§ INPUT DATA:
____

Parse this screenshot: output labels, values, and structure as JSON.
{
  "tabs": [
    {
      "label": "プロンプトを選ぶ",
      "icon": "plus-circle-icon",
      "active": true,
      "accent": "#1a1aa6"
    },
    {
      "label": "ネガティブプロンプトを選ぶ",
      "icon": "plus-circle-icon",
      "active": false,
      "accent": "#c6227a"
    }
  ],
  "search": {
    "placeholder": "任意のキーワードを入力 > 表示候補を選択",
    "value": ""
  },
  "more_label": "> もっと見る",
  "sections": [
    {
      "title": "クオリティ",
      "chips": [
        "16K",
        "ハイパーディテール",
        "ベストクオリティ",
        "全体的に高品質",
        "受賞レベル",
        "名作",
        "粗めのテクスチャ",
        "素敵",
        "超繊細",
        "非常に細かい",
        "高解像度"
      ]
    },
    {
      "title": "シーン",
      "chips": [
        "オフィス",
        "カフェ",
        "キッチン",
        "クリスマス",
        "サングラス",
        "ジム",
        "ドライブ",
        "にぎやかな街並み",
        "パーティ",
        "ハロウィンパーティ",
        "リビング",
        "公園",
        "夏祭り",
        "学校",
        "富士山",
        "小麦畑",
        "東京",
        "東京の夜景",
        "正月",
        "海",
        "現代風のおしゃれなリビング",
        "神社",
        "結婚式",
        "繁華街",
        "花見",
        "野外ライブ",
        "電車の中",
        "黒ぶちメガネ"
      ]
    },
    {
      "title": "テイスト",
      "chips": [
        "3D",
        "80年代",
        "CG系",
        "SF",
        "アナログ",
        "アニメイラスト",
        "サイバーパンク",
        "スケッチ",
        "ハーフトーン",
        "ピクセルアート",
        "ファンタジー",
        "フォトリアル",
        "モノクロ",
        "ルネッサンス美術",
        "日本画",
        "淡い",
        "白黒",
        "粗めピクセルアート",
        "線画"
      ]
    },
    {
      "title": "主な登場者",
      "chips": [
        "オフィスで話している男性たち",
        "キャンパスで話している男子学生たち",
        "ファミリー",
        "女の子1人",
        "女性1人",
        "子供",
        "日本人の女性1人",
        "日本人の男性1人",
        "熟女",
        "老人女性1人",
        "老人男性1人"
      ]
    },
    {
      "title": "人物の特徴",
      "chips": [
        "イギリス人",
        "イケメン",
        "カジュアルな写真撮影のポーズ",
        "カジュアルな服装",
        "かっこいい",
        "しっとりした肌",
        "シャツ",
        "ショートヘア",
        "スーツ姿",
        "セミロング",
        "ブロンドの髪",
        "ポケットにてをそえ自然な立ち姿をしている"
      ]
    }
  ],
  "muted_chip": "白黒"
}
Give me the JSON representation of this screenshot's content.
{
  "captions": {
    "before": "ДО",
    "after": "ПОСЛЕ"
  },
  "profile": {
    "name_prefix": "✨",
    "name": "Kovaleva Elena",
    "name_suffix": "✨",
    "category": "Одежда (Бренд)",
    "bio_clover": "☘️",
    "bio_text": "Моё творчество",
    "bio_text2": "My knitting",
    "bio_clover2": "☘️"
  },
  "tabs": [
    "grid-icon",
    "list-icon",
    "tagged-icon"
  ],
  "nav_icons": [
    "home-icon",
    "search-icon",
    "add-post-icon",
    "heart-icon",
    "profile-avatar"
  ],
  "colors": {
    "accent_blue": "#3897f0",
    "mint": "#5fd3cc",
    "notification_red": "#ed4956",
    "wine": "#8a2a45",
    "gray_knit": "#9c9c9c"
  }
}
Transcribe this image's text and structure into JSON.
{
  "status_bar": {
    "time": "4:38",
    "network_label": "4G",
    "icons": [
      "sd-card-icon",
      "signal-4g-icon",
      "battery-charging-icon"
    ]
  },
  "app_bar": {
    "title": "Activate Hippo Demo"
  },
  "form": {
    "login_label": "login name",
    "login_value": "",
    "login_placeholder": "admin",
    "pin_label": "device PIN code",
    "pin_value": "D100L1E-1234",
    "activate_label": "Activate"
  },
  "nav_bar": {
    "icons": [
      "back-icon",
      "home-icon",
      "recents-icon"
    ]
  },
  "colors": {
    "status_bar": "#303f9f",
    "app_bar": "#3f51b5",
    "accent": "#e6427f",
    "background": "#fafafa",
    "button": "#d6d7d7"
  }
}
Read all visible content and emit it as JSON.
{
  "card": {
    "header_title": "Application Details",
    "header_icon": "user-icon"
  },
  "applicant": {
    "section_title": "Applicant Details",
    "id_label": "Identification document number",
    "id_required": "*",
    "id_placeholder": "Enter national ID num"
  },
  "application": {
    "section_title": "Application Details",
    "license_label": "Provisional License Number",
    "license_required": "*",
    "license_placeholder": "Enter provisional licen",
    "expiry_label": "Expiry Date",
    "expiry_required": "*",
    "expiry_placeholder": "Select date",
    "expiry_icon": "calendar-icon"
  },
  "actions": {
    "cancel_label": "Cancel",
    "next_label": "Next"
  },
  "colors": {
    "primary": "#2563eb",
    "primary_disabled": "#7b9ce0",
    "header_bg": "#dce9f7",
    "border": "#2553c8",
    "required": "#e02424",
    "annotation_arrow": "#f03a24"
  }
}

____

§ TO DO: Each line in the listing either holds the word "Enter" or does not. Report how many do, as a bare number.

§ WRITTEN SOLUTION: 2